‘Moving beyond the depths of crisis’: Federal Reserve hikes rates


The US Federal Reserve has hiked interest rates for the first time in nine years, increasing rates by 25 basis points.

The Federal Open Market Committee decided to move rates up from the target rate of between 0 and 0.25 per cent, which it has been at since November 2008. The target main policy rate is now 0.25 to 0.5 per cent.

The markets reacted well to the move, with the S&P 500 jumping 1.45 per cent as the Federal Reserve made the announcement.

A statement from the FOMC said: “The committee judges that there has been considerable improvement in labour market conditions this year, and it is reasonably confident that inflation will rise, over the medium term, to its two per cent objective.”

The 12 members of the committee voted unanimously for the hike.

The move was widely expected by markets, with experts saying it is a symbolic move rather than being likely to have a real impact on the economy.

Rowan Dartington Signature managing director Guy Stephens says: “It signals that the American economy has finally moved beyond the depths of the worst financial crisis since the great depression and into a period of sustained economic prosperity, or at least that’s the plan.

“Current projections suggest that the base rate will be around the 1.50 per cent mark by the end of next year, consistent with the view that the process will be slow and gradual.”

Ahead of the move, commentators said that most of the market impact was already priced in, with there being around an 80 per cent expectation of the raise going into the FOMC meeting.

Nutmeg chief investment officer Shaun Port says: “Tightening is a sign of healing. Healing balance sheets and rising nominal anchors such as wage growth and core inflation are all positive for equity assets, and detrimental for assets with fixed income components.”

With the Fed having begun it’s tightening programme, all eyes are now on Mark Carney and the Bank of England. It was previously expected that the UK would follow six to 12 months after the US, but that could be shifted forward.

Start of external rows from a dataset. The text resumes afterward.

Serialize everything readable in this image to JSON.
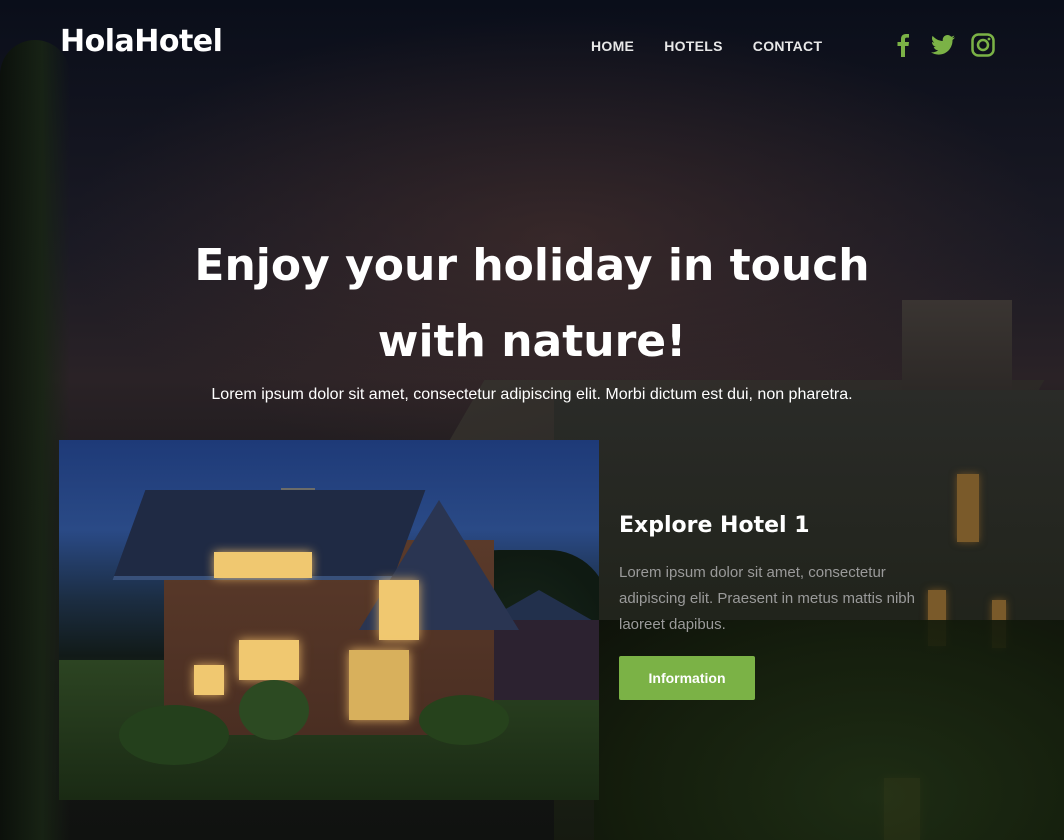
{
  "header": {
    "logo": "HolaHotel",
    "nav": [
      {
        "label": "HOME"
      },
      {
        "label": "HOTELS"
      },
      {
        "label": "CONTACT"
      }
    ],
    "social": [
      {
        "icon": "facebook-icon"
      },
      {
        "icon": "twitter-icon"
      },
      {
        "icon": "instagram-icon"
      }
    ],
    "social_color": "#7bb246"
  },
  "hero": {
    "title": "Enjoy your holiday in touch with nature!",
    "subtitle": "Lorem ipsum dolor sit amet, consectetur adipiscing elit. Morbi dictum est dui, non pharetra."
  },
  "hotel_card": {
    "title": "Explore Hotel 1",
    "description": "Lorem ipsum dolor sit amet, consectetur adipiscing elit. Praesent in metus mattis nibh laoreet dapibus.",
    "button_label": "Information",
    "accent": "#7bb246"
  }
}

Port add: “After the Fed lifts off and bond yields rise, the Bank of England will increasingly look embarrassingly behind the curve.

However, Hargreaves Lansdown head of research Mark Dampier believes that this does not necessarily mark the start of a hiking cycle for the US, instead thinking cuts could happen next year.

He says: “They may well have to bring them back down again, and I don’t think UK rates will go up in the next few years, they could even be cut.”